“We’re looking at how sound affects the fungi. Some fungi slow their growth when you play sounds for them, and some actually increase their growth,” he says. “Beauveria can increase their growth rate toward the sound of a bark beetle. It might be a strategy of this fungal pathogen to find the insect, which has never been proposed before. So that’s kind of exciting.”
Even without extra sound, B. bassiana is killing 90 percent of pine beetles in the lab. But since it’s native to the same forests as bark beetles, why isn’t it already limiting their spread in the wild?
“I think it actually can have some impact on bark beetles in a natural setting when densities get really high,” Hofstetter says. The beetles may have ways of protecting themselves — pine beetles are already known to carry a different kind of fungus that disables a tree’s natural defenses, for example, and some beetles have antibacterial properties in their mouths to fend off infection. Beauveria might be able to counteract such hurdles, though, if it can keep up with the beetles’ abundance.
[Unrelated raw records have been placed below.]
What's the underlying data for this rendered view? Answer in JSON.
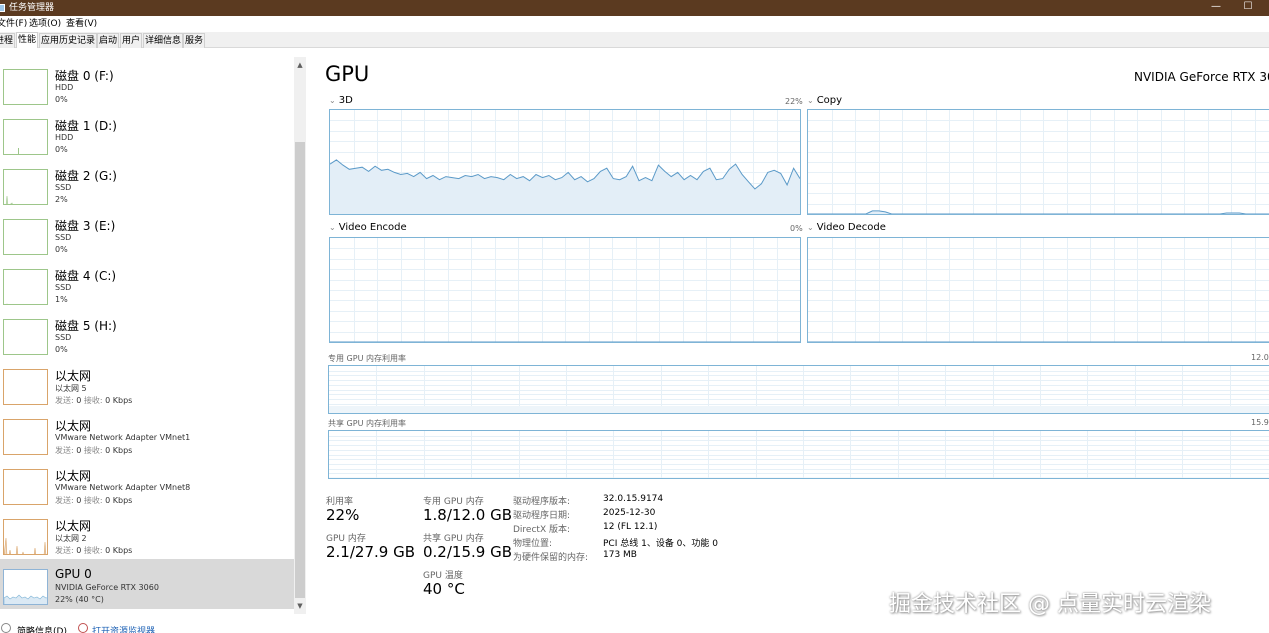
{
  "window": {
    "title": "任务管理器",
    "minimize_glyph": "—",
    "maximize_glyph": "☐"
  },
  "menu": [
    "文件(F)",
    "选项(O)",
    "查看(V)"
  ],
  "tabs": [
    "进程",
    "性能",
    "应用历史记录",
    "启动",
    "用户",
    "详细信息",
    "服务"
  ],
  "active_tab": "性能",
  "sidebar": {
    "items": [
      {
        "name": "磁盘 0 (F:)",
        "sub": "HDD",
        "value": "0%",
        "kind": "disk"
      },
      {
        "name": "磁盘 1 (D:)",
        "sub": "HDD",
        "value": "0%",
        "kind": "disk"
      },
      {
        "name": "磁盘 2 (G:)",
        "sub": "SSD",
        "value": "2%",
        "kind": "disk"
      },
      {
        "name": "磁盘 3 (E:)",
        "sub": "SSD",
        "value": "0%",
        "kind": "disk"
      },
      {
        "name": "磁盘 4 (C:)",
        "sub": "SSD",
        "value": "1%",
        "kind": "disk"
      },
      {
        "name": "磁盘 5 (H:)",
        "sub": "SSD",
        "value": "0%",
        "kind": "disk"
      },
      {
        "name": "以太网",
        "sub": "以太网 5",
        "send_label": "发送:",
        "send": "0",
        "recv_label": "接收:",
        "recv": "0 Kbps",
        "kind": "net"
      },
      {
        "name": "以太网",
        "sub": "VMware Network Adapter VMnet1",
        "send_label": "发送:",
        "send": "0",
        "recv_label": "接收:",
        "recv": "0 Kbps",
        "kind": "net"
      },
      {
        "name": "以太网",
        "sub": "VMware Network Adapter VMnet8",
        "send_label": "发送:",
        "send": "0",
        "recv_label": "接收:",
        "recv": "0 Kbps",
        "kind": "net"
      },
      {
        "name": "以太网",
        "sub": "以太网 2",
        "send_label": "发送:",
        "send": "0",
        "recv_label": "接收:",
        "recv": "0 Kbps",
        "kind": "net"
      },
      {
        "name": "GPU 0",
        "sub": "NVIDIA GeForce RTX 3060",
        "value": "22% (40 °C)",
        "kind": "gpu",
        "selected": true
      }
    ]
  },
  "main": {
    "title": "GPU",
    "gpu_name": "NVIDIA GeForce RTX 30",
    "engines": [
      {
        "label": "3D",
        "pct": "22%"
      },
      {
        "label": "Copy",
        "pct": ""
      },
      {
        "label": "Video Encode",
        "pct": "0%"
      },
      {
        "label": "Video Decode",
        "pct": ""
      }
    ],
    "dedicated_mem_label": "专用 GPU 内存利用率",
    "dedicated_mem_max": "12.0",
    "shared_mem_label": "共享 GPU 内存利用率",
    "shared_mem_max": "15.9",
    "stats": {
      "utilization_label": "利用率",
      "utilization": "22%",
      "dedicated_label": "专用 GPU 内存",
      "dedicated": "1.8/12.0 GB",
      "gpu_mem_label": "GPU 内存",
      "gpu_mem": "2.1/27.9 GB",
      "shared_label": "共享 GPU 内存",
      "shared": "0.2/15.9 GB",
      "temp_label": "GPU 温度",
      "temp": "40 °C"
    },
    "info": [
      {
        "key": "驱动程序版本:",
        "value": "32.0.15.9174"
      },
      {
        "key": "驱动程序日期:",
        "value": "2025-12-30"
      },
      {
        "key": "DirectX 版本:",
        "value": "12 (FL 12.1)"
      },
      {
        "key": "物理位置:",
        "value": "PCI 总线 1、设备 0、功能 0"
      },
      {
        "key": "为硬件保留的内存:",
        "value": "173 MB"
      }
    ]
  },
  "footer": {
    "fewer_details": "简略信息(D)",
    "open_monitor": "打开资源监视器"
  },
  "watermark": "掘金技术社区 @ 点量实时云渲染",
  "colors": {
    "disk_accent": "#9dc68a",
    "net_accent": "#d9a46a",
    "gpu_accent": "#7eb4d6",
    "titlebar": "#5b3a20"
  },
  "chart_data": {
    "type": "area",
    "series": [
      {
        "name": "3D",
        "values": [
          48,
          52,
          47,
          43,
          44,
          45,
          41,
          46,
          42,
          43,
          40,
          38,
          39,
          36,
          40,
          34,
          37,
          33,
          36,
          35,
          34,
          37,
          36,
          38,
          34,
          36,
          35,
          33,
          38,
          34,
          36,
          32,
          38,
          35,
          37,
          33,
          35,
          40,
          33,
          36,
          31,
          34,
          41,
          44,
          34,
          33,
          36,
          46,
          32,
          35,
          32,
          47,
          41,
          36,
          40,
          33,
          37,
          33,
          41,
          44,
          33,
          34,
          43,
          48,
          38,
          31,
          24,
          29,
          40,
          42,
          39,
          28,
          44,
          34
        ]
      },
      {
        "name": "Copy",
        "values": [
          0,
          0,
          0,
          0,
          0,
          0,
          0,
          0,
          0,
          0,
          3,
          3,
          2,
          0,
          0,
          0,
          0,
          0,
          0,
          0,
          0,
          0,
          0,
          0,
          0,
          0,
          0,
          0,
          0,
          0,
          0,
          0,
          0,
          0,
          0,
          0,
          0,
          0,
          0,
          0,
          0,
          0,
          0,
          0,
          0,
          0,
          0,
          0,
          0,
          0,
          0,
          0,
          0,
          0,
          0,
          0,
          0,
          0,
          0,
          0,
          0,
          0,
          0,
          0,
          0,
          1,
          1,
          1,
          0,
          0,
          0,
          0,
          0,
          0
        ]
      },
      {
        "name": "Video Encode",
        "values": [
          0,
          0,
          0,
          0,
          0,
          0,
          0,
          0,
          0,
          0
        ]
      },
      {
        "name": "Video Decode",
        "values": [
          0,
          0,
          0,
          0,
          0,
          0,
          0,
          0,
          0,
          0
        ]
      }
    ],
    "ylim": [
      0,
      100
    ],
    "grid": true
  }
}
“Our goal is to augment this fungus by getting more of the spores out there,” he says. “It’s like a trap — we lure beetles into the tree and let them leave, but with spores to infect other members of the population. We want to produce a product that can increase the abundance of this natural fungus.”
Hofstetter is working with Cliff Bradley of Montana BioAgriculture to produce pure spores of the fungus, which he can then mix in water and spray onto beetle-infested wood. It’s working like magic in the lab, and this summer he’ll see if he can replicate that success in an actual forest.
Sprucing things up
The pace of pine beetle attacks has slowed in recent years, but that isn’t necessarily a sign things are improving. After more than a decade of feasting on pine forests — along with major droughts that have weakened trees’ ability to muster a biological defense — pine beetles may be starting to exhaust their food supply. “I think the mountain pine beetles are running out of trees, for the most part,” University of Idaho geographer Jeffrey Hicke told the National Center for Atmospheric Research in 2013.
Pine beetles haven’t thrown in the towel, though, and neither has the beetle-boosting heat and aridity that enabled their explosion. Hofstetter hopes his strain of B. bassiana can eventually help pine forests recover, but he’s also investigating how the fungus might be able to help other tree species, some of which may have yet to see the worst of their own bark-beetle epidemics.
Spruce beetles can be infected by B. bassiana, and given their recent pace of destruction in parts of western North America, Hofstetter calls them a good candidate for testing. “The spruce beetle has been an issue just like the pine beetle,” he says. “It’s one of the species at higher elevations, and it’s definitely becoming a greater issue. It’s one of the species we’re going to test this fungal pathogen on.”
Hofstetter has been testing 20 strains of B. bassiana on logs in the lab, and over the next few months he’ll be spraying the spores on pine trees in the Centennial Forest near Flagstaff. If he can replicate even a fraction of the fungus’s indoor potency — he says 50 percent effectiveness is “quite possible” — it could mark a turning point in our ability to offset the effects of climate change on forests.
“I hope to have an answer at the end of the summer,” he says. “The lab is just different from the field. There could be situations in the forest where rain reduces the effectiveness, or sunlight kills spores on a tree, so that’s something we have to think about. A lot can happen outside that wouldn’t happen inside.”